→ The problem
For the records below, give the number of lines in which "JSON" appears, and add nothing else.

^^^^

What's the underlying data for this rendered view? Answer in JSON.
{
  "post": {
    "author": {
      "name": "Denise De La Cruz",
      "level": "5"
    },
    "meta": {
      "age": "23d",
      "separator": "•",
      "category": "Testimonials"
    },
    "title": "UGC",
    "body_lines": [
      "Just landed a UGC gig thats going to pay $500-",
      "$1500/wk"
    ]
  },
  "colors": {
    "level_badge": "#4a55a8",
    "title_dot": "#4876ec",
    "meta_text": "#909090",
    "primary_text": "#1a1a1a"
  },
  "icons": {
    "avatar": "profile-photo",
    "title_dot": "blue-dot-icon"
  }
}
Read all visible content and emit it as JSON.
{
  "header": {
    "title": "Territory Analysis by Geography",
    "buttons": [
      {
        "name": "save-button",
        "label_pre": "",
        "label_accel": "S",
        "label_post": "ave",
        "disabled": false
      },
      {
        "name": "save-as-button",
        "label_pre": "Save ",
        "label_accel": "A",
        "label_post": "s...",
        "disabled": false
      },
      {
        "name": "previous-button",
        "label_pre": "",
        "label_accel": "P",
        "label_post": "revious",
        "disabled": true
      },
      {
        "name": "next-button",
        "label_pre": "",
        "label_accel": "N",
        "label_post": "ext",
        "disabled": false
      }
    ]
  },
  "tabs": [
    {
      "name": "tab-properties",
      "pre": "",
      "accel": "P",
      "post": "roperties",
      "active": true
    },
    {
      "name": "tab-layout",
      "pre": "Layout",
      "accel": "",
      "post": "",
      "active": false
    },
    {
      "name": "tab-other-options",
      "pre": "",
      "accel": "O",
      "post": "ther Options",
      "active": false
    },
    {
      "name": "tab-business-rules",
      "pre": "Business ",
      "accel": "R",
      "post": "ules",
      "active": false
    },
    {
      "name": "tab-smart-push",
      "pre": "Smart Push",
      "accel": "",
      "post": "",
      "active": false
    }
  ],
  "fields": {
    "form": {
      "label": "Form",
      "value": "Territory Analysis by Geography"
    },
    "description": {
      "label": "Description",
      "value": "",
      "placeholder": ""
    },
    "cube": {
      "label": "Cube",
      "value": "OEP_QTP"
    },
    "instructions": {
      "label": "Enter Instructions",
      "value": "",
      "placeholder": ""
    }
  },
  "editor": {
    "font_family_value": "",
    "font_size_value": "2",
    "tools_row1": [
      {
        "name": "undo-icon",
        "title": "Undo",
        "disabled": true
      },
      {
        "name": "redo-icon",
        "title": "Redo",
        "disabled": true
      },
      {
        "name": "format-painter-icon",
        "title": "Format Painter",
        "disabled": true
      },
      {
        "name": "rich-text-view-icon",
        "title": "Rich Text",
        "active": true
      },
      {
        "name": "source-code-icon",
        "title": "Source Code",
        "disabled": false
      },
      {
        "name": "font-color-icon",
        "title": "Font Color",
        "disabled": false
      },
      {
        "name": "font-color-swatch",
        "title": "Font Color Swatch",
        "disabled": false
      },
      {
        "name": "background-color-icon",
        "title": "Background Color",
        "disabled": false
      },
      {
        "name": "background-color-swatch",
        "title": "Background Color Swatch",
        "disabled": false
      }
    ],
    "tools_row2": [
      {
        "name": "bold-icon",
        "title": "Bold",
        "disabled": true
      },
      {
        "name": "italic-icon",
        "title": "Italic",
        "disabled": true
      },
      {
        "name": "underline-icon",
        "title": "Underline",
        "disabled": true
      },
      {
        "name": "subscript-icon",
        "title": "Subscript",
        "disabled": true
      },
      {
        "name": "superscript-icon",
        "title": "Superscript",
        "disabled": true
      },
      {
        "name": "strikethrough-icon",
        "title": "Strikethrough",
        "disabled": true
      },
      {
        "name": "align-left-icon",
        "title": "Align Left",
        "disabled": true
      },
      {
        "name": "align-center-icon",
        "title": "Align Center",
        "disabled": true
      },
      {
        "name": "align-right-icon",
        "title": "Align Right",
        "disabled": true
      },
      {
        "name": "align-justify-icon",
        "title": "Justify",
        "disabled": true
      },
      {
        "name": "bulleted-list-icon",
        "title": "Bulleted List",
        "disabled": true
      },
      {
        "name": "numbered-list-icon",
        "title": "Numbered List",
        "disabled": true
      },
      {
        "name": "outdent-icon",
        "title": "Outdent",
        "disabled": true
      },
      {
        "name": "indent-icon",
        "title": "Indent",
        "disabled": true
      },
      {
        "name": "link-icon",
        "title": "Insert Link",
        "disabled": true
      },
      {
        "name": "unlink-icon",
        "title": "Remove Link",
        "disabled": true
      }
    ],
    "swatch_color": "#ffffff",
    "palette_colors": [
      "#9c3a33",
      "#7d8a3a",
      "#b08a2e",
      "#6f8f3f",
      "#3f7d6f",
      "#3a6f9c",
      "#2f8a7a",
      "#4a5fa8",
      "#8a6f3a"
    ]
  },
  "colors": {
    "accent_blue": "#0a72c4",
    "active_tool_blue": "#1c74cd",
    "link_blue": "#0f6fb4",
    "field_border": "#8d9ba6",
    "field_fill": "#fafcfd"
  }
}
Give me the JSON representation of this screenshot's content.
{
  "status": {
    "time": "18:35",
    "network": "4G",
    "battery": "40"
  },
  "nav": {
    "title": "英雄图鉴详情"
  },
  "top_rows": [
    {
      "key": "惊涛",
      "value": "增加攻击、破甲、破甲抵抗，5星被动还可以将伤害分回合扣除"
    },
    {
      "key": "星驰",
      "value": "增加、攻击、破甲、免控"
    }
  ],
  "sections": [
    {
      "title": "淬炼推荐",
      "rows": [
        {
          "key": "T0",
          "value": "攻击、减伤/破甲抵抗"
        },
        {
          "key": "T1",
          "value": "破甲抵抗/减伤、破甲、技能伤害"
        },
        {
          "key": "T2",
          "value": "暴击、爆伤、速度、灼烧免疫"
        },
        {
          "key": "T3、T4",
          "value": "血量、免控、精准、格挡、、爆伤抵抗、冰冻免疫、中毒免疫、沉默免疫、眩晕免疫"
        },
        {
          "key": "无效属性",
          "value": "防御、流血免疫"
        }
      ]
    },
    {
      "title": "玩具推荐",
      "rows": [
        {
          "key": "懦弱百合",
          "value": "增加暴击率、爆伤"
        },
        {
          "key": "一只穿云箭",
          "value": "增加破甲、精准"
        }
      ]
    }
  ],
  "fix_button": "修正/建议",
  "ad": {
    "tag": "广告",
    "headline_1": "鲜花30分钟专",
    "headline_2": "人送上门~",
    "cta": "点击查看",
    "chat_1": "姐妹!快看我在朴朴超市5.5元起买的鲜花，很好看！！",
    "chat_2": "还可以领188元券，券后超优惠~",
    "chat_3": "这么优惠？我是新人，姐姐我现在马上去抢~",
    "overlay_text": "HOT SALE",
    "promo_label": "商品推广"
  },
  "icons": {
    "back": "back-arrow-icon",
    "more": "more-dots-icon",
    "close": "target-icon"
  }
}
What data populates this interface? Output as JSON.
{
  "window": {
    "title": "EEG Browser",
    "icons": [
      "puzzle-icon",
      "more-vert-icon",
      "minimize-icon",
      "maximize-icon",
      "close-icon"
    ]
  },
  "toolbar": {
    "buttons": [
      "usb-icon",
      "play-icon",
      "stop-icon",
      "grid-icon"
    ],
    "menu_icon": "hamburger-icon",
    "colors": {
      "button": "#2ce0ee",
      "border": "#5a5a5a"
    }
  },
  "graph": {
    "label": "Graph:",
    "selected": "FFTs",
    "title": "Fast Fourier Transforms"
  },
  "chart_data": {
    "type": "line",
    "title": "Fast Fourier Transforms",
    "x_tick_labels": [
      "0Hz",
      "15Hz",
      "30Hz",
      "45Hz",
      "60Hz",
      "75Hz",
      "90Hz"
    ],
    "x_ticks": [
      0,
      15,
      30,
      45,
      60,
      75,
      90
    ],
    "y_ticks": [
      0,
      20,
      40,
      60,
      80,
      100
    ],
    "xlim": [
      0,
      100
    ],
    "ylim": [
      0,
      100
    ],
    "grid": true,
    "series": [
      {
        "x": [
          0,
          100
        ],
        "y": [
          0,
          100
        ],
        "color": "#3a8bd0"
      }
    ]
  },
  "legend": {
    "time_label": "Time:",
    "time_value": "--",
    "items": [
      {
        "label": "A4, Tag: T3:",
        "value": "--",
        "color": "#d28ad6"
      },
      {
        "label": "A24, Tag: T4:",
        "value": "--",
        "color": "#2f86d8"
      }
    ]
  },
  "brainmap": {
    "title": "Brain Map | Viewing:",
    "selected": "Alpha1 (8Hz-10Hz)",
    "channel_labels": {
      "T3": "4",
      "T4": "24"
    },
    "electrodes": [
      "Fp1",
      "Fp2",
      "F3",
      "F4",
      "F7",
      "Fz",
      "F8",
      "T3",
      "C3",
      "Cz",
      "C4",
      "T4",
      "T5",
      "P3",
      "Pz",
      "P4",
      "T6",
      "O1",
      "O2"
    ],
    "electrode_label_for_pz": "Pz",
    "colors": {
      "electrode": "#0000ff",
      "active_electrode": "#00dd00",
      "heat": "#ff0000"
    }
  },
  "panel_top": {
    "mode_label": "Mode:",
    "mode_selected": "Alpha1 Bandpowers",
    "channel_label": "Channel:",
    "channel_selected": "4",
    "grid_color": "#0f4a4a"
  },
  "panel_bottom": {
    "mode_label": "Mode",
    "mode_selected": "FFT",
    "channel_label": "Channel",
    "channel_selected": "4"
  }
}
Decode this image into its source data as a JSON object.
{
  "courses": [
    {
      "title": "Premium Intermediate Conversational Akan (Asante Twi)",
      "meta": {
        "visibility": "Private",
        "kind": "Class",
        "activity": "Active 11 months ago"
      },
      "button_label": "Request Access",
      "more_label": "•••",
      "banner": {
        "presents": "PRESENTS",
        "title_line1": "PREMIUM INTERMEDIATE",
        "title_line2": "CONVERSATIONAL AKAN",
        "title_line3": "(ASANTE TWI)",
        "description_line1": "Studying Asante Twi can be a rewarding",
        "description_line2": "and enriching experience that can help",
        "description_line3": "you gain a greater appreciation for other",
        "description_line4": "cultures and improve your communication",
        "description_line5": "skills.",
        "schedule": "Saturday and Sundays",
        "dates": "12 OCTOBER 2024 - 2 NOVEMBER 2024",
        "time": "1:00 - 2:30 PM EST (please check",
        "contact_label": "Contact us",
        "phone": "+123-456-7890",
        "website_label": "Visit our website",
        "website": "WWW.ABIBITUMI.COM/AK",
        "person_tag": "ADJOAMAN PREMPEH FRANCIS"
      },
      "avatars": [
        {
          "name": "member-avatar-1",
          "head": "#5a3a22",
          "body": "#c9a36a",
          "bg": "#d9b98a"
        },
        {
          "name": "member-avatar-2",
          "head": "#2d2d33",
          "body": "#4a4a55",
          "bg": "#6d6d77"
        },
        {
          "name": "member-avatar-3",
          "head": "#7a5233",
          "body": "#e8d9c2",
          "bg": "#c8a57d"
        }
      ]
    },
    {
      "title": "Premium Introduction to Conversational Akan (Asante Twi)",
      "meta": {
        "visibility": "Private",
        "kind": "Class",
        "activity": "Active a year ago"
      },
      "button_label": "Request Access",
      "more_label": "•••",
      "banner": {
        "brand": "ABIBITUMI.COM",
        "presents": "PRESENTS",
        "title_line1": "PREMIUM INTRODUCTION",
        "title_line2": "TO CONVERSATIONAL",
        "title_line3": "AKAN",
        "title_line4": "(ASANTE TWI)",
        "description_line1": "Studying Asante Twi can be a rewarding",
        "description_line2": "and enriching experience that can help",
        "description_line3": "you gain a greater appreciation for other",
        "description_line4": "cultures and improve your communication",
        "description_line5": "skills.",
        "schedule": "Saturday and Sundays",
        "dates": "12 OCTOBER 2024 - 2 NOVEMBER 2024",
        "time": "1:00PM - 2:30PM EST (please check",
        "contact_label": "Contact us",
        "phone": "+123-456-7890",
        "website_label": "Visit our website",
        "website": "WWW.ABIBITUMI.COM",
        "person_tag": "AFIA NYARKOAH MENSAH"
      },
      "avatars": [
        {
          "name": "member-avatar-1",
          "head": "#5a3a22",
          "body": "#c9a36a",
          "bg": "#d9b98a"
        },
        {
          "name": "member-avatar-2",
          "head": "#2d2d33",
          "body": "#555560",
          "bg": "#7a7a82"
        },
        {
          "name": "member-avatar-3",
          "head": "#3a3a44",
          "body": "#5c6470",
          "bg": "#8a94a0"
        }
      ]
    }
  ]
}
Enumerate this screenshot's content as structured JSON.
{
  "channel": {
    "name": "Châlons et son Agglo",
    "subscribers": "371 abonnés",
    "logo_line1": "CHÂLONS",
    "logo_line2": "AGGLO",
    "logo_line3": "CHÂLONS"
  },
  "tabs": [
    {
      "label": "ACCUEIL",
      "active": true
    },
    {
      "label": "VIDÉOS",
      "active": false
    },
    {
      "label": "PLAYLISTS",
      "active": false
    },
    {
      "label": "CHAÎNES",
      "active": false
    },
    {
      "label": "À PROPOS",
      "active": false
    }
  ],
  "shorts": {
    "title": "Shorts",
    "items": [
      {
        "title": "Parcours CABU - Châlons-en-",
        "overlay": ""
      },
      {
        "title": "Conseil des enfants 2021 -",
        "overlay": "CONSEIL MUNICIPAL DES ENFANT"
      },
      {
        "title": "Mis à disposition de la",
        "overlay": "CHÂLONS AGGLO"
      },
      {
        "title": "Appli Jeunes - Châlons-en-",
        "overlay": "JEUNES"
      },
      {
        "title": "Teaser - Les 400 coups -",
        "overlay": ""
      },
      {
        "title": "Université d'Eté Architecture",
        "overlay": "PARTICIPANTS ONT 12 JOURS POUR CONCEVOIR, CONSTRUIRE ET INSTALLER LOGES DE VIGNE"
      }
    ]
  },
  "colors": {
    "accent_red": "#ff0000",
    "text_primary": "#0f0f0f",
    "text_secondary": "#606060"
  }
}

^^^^

→ Solution for this exercise
6